    James in Postcolonial Perspective
    Book Description:

    James confronts the exploitive wealthy; it also opposes Pauline hybridity. K. Jason Coker argues that postcolonial perspectives allow us to understand how these themes converge in the letter. James opposes the exploitation of the Roman Empire and a peculiar Pauline form of hybridity that compromises with it; refutes Roman cultural practices, such as the patronage system and economic practices, that threaten the identity of the letter’s recipients; and condemns those who would transgress the boundaries between purity and impurity, God and “world.”

    eISBN: 978-1-5064-0035-8
    Subjects: Religion

Table of Contents

  1. Front Matter
    (pp. i-iv)
  2. Table of Contents
    (pp. v-vi)
  3. Acknowledgments
    (pp. vii-x)
  4. Part I. Constructing the Native
    • 1 Introduction
      (pp. 3-12)

      Who has the authority to constitute authentic identity and mark the boundaries between insiders and outsiders? What is at stake in the process of negotiating identity? Who benefits and who is maligned? These questions understand identity as a mutable construct of negotiations rather than a pure essence, and follow Shirley Anne Tate’s interpretation of Stuart Hall: “Identities … are positionings that are constantly being transformed. As such, they are never complete as ideas, world-views and material forces interact with each other and are reworked.”¹ These questions are important for the Letter of James because James, from beginning to end, is...
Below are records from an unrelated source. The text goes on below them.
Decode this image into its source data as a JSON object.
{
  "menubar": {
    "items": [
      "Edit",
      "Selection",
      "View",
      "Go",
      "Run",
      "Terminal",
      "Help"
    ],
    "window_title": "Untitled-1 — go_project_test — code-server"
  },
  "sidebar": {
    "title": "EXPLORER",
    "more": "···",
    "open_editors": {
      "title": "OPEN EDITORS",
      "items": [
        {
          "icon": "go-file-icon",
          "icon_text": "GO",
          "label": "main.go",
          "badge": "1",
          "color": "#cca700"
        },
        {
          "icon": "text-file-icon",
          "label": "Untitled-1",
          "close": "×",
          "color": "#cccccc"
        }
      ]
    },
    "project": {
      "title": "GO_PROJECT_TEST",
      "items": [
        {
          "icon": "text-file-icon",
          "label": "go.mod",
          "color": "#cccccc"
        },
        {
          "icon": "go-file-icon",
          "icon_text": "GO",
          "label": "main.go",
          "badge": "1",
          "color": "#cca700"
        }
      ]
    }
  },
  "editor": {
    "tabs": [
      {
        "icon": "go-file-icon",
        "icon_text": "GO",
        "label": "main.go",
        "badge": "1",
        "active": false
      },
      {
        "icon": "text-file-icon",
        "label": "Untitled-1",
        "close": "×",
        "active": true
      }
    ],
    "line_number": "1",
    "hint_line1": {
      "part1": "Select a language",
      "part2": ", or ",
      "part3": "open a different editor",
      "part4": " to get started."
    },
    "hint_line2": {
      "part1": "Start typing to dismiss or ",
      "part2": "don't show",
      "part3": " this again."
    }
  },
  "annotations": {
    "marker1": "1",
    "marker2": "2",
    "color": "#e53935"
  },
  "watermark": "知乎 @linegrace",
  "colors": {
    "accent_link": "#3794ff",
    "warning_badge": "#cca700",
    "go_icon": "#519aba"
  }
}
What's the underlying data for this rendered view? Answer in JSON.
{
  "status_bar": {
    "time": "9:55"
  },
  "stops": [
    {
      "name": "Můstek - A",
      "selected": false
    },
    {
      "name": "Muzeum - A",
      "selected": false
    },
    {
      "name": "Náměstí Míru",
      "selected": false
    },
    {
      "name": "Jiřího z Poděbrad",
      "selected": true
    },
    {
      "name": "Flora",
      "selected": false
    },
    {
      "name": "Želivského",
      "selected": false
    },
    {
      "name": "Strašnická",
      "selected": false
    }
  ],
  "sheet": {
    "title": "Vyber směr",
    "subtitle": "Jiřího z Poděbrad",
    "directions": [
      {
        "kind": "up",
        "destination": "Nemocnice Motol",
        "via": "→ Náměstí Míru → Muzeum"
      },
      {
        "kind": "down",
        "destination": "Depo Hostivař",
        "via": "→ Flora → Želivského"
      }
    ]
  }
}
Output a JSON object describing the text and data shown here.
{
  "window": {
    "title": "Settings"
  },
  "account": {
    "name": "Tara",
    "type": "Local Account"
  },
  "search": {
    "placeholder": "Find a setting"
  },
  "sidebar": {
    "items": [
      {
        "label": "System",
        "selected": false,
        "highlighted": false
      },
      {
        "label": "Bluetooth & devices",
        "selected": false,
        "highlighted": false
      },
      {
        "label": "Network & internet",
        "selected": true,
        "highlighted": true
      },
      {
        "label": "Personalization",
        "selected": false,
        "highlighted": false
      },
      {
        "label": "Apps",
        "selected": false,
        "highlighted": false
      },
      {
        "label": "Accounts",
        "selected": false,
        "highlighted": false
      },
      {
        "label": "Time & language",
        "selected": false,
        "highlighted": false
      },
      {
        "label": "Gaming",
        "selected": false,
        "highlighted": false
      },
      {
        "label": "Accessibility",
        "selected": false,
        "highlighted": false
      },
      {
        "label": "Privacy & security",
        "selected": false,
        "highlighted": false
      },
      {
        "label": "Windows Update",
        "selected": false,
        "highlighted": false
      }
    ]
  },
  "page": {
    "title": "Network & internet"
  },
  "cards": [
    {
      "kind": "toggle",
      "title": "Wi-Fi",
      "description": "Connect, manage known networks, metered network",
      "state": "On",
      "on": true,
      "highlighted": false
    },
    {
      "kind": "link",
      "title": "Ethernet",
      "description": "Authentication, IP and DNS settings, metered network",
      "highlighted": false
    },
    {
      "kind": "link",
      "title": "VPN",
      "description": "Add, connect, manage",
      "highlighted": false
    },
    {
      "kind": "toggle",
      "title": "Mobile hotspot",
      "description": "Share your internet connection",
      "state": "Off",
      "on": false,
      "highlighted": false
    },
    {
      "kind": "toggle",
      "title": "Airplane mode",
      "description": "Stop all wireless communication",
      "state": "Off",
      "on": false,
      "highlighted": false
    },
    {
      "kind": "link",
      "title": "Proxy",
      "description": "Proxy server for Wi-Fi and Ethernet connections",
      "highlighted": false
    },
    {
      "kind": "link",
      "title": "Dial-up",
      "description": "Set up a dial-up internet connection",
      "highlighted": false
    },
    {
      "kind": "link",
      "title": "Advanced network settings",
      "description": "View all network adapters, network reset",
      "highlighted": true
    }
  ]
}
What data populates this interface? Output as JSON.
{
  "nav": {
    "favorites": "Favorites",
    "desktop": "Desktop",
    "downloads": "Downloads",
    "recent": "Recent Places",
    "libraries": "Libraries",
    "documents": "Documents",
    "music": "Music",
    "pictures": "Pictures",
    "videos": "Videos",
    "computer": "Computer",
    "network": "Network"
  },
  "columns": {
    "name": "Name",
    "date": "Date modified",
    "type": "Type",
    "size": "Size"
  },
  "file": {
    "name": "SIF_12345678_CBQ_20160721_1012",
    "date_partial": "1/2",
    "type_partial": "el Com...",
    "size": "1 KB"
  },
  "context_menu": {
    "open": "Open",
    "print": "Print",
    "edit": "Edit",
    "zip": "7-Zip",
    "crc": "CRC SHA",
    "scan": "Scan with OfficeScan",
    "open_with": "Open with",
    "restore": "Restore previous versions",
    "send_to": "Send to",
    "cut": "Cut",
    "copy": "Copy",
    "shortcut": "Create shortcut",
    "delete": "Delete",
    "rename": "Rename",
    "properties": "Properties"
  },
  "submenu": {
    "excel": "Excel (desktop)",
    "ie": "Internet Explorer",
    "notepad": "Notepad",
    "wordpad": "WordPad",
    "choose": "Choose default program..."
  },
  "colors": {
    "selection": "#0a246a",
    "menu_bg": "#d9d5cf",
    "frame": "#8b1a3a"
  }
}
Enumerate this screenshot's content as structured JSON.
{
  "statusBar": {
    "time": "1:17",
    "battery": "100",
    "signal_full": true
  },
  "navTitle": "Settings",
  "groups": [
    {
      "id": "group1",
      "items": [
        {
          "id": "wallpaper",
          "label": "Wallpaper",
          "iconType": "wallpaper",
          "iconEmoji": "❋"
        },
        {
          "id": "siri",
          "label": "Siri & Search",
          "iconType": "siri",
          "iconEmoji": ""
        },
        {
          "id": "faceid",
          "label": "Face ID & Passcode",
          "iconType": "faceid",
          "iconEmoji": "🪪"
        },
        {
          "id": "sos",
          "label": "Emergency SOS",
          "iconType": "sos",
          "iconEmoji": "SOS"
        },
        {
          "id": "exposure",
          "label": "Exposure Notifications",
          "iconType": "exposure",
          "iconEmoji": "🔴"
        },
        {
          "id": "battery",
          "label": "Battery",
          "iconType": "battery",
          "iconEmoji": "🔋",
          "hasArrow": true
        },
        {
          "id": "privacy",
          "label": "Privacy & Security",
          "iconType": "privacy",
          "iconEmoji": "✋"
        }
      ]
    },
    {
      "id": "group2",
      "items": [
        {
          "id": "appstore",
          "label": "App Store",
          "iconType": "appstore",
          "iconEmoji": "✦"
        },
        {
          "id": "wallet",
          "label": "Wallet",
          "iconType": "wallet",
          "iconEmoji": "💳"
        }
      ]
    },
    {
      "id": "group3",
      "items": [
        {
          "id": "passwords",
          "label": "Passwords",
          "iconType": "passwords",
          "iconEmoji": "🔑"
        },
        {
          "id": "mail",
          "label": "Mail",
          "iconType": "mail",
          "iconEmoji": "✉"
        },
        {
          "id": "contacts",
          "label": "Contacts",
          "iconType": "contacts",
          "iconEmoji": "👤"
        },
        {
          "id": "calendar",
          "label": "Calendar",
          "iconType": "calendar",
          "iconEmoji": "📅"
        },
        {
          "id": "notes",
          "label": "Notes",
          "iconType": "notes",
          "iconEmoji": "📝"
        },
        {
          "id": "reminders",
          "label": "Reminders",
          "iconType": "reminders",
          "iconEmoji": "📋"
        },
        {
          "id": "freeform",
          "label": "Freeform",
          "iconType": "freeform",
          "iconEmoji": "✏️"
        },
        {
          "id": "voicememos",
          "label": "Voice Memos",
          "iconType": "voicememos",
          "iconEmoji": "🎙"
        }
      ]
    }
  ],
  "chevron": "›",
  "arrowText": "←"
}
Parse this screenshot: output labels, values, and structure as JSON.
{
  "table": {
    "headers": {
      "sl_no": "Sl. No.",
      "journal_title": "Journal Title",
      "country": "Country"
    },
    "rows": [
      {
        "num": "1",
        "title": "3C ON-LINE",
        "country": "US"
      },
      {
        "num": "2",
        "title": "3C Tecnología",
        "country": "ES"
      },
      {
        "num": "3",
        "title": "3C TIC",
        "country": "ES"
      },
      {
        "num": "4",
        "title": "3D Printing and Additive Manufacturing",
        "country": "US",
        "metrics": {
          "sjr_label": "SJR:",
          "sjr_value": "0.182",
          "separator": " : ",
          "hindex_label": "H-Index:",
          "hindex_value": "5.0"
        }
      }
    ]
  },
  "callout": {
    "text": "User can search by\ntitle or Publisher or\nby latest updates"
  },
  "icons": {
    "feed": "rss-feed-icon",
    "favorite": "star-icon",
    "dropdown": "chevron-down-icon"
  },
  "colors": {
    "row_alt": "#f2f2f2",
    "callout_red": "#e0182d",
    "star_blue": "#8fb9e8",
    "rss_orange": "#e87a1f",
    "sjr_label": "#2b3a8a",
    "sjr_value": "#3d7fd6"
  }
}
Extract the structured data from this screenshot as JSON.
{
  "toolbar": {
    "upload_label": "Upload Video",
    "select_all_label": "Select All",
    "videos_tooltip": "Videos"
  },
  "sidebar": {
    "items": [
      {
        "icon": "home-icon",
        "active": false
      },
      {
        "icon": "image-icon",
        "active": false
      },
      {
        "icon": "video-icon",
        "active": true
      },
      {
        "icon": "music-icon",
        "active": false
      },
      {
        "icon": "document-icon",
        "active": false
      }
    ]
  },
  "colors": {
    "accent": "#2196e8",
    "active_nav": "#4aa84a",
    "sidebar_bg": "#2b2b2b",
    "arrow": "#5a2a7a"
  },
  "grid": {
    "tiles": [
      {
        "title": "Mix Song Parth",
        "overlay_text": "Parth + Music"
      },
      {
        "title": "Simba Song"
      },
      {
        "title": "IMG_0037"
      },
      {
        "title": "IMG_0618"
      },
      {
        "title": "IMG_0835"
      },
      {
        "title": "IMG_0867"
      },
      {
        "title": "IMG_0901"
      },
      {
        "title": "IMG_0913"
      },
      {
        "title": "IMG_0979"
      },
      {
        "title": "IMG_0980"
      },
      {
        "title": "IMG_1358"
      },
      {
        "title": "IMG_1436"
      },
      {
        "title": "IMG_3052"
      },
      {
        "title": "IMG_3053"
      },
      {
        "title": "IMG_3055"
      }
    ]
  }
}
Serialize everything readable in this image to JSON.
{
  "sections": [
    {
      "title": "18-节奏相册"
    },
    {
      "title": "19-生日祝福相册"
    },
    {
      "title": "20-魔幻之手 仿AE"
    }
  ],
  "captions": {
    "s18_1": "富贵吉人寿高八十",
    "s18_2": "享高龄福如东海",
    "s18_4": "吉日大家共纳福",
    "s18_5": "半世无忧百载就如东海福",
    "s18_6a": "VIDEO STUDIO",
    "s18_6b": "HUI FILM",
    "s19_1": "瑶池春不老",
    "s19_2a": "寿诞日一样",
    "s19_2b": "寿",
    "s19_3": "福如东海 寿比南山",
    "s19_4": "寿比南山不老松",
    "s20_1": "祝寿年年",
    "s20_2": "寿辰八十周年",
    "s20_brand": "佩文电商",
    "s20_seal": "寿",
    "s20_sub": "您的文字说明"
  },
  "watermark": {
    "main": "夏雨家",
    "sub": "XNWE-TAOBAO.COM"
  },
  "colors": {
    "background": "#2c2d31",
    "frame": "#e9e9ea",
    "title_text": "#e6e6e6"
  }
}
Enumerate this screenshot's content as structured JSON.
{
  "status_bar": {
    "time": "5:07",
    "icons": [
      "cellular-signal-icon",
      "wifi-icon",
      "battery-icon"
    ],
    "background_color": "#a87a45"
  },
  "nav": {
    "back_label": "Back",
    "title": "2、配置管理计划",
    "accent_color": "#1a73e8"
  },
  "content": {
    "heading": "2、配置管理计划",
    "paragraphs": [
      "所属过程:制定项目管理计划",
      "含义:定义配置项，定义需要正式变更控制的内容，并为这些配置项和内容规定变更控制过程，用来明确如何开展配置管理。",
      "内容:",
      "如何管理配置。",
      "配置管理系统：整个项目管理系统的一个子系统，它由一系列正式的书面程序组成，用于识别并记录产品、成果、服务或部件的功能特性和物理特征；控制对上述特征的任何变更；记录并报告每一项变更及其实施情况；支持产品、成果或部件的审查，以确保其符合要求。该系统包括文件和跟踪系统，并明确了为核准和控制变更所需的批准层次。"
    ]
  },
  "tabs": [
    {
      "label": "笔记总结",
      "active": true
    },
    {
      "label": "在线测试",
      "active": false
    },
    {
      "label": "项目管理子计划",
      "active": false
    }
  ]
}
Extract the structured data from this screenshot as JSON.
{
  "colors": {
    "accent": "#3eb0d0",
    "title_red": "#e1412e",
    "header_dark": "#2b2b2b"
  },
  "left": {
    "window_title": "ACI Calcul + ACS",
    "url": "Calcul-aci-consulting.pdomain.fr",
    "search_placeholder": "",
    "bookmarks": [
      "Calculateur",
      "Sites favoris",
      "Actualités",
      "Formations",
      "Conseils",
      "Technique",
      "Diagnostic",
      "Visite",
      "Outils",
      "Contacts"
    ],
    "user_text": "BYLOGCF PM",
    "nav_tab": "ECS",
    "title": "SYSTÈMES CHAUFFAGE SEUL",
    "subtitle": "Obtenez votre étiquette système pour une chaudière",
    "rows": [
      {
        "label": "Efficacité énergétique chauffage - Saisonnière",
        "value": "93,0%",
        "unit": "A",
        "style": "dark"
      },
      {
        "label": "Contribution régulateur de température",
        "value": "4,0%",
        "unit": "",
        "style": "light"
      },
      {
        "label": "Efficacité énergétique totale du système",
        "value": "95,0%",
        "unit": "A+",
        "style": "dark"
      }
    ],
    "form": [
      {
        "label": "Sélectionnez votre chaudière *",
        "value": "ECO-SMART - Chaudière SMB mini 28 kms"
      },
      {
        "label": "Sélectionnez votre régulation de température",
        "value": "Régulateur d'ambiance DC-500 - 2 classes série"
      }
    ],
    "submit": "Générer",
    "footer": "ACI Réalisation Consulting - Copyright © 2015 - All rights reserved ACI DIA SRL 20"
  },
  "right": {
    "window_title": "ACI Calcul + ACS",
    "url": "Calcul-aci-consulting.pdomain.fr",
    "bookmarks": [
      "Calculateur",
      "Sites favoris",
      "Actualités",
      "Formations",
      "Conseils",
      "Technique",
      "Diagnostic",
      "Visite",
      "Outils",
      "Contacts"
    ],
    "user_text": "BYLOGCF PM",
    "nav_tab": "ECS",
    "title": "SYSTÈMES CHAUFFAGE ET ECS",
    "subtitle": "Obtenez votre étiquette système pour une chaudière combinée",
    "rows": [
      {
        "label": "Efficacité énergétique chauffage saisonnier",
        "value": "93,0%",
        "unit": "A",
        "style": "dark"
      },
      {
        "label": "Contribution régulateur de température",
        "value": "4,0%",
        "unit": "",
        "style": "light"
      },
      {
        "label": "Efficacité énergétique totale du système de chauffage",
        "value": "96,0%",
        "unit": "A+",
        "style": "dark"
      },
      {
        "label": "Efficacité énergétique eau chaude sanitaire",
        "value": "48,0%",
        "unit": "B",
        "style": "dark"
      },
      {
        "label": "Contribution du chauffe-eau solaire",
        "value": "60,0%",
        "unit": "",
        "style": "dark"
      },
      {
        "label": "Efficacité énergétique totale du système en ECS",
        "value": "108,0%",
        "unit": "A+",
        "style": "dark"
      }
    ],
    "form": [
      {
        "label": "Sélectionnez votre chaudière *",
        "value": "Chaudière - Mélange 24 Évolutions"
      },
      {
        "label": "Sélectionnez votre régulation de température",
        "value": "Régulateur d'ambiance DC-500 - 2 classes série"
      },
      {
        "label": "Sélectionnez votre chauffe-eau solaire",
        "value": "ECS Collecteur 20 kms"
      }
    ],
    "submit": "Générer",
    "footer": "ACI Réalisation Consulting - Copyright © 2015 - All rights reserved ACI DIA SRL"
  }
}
    • 2 Nativism
      (pp. 13-50)

      According to John Higham, one of the preeminent authorities on nativism in American history, “Nativism has been hard for historians to define.”¹ Besides the fact that nativism “is distinctly American,” Higham’s questions reveal the difficulty in definition: “Does nativism consist only of the particular complex of attitudes dominant in the antiforeign crusades of the mid-nineteenth century [in the U.S.]? Or does it extend to every occasion when native inhabitants of a country turn their faces or raise their hands against strangers in their midst?”² Higham traces the “antiforeign spirit” in American nativism in the middle of the nineteenth century to...

    • 3 Pure and Perfect Piety: Nativist Discourse in the Letter of James
      (pp. 51-106)

      Now that a heuristic map of Judeanness in the first century has been drawn, it is important to situate the Letter of James within this landscape. The debate regarding authorship and addressees within scholarship on James is instructive in this cartographical endeavor. I will begin with the historical issues regarding James’s position within Judeanness and use the category of nativism to shed new light on this topic. The epistolary opening, the overarching theme, the nature of the rhetoric, and the structure of the letter itself all conspire to position the Letter of James as a nativist reaction to empire.


  5. Part II. Confronting Colonialism and Hating Hybridity
    • 4 Identifying the Imperial Presence
      (pp. 109-170)

      As James constructs a center based on purity and perfection, he systematically has two distinct adversaries: the Roman Empire and those who assimilate imperial sociopolitical practices. The Roman Empire stands for the absolute other in relation to the kingdom (James 2:5) to which James gives his utter allegiance and implores his readers/hearers to give theirs. James’s argument against the Roman Empire finds its strongest vocalization in his condemnation of the wealthy (James 2:1-13; 5:1-6) and his condemnation of earthly wisdom (James 3:13-18). In both cases, James constructs a binary between the wealthy and the poor, and wisdom from above and...

    • 5 Identifying the Mimetic Monster, Part 1
      (pp. 171-228)

      Now that the imperial presence in the Letter of James has been exposed, we will turn to the passages within the letter that discipline the mimetic monster, that is, hybrid identity. Roman imperialism was certainly an object of scorn for James, but those from his own movement who would befriend the sociopolitical world of Rome posed the greatest threat to his “authentic” identity. Hybridized identity that could morph depending on the circumstance represented the infiltration of Roman imperialism into the static identity of purity and perfection that James promotes. James confronts this infiltration in four passages in his short letter:...

    • 6 Identifying the Mimetic Monster, Part 2
      (pp. 229-276)

      James 4:1-12 is the most aggressive antihybrid passage in the letter. In the opening verse, James begins with military language to describe the problem in the Diaspora. These “wars” (πόλεμοι) and “battles” (μάχαι) are the result of their desire (ἡδονή) for empire, which is evil (κακῶς). This desire for empire among the Diaspora is evidenced in their urge to “spend freely” on their pleasures. This, in effect, makes them as bad as the wealthy/worldly, or, even worse, it makes them a “friend of the world” (ἡ φιλία τοῦ κόσμου/φίλος τοῦ κόσμου). At this point, James uses the most incendiary language...

  6. 7 Conclusion
    (pp. 277-280)

    While reading James as a form of first-century, anti-imperial, Judean nativism, it is important to remember that James lost. He was killed, according to Josephus, just before the outbreak of the Jewish-Roman war. In fact, the Letter of James was never commonly circulated until it was championed by Origen in the third century, which is why some scholars argue that it is a pseudonymous work written later in the first or second century.¹ Was James an “intercepted letter” as Elsa Tamez suggests?² She argues that the Letter would have been “branded as subversive because of the paragraphs that vehemently denounce...

  7. Bibliography
    (pp. 281-296)
  8. Index of Subjects and Names
    (pp. 297-304)
  9. Index of Scripture and Ancient Literature References
    (pp. 305-315)
  10. Back Matter
    (pp. 316-316)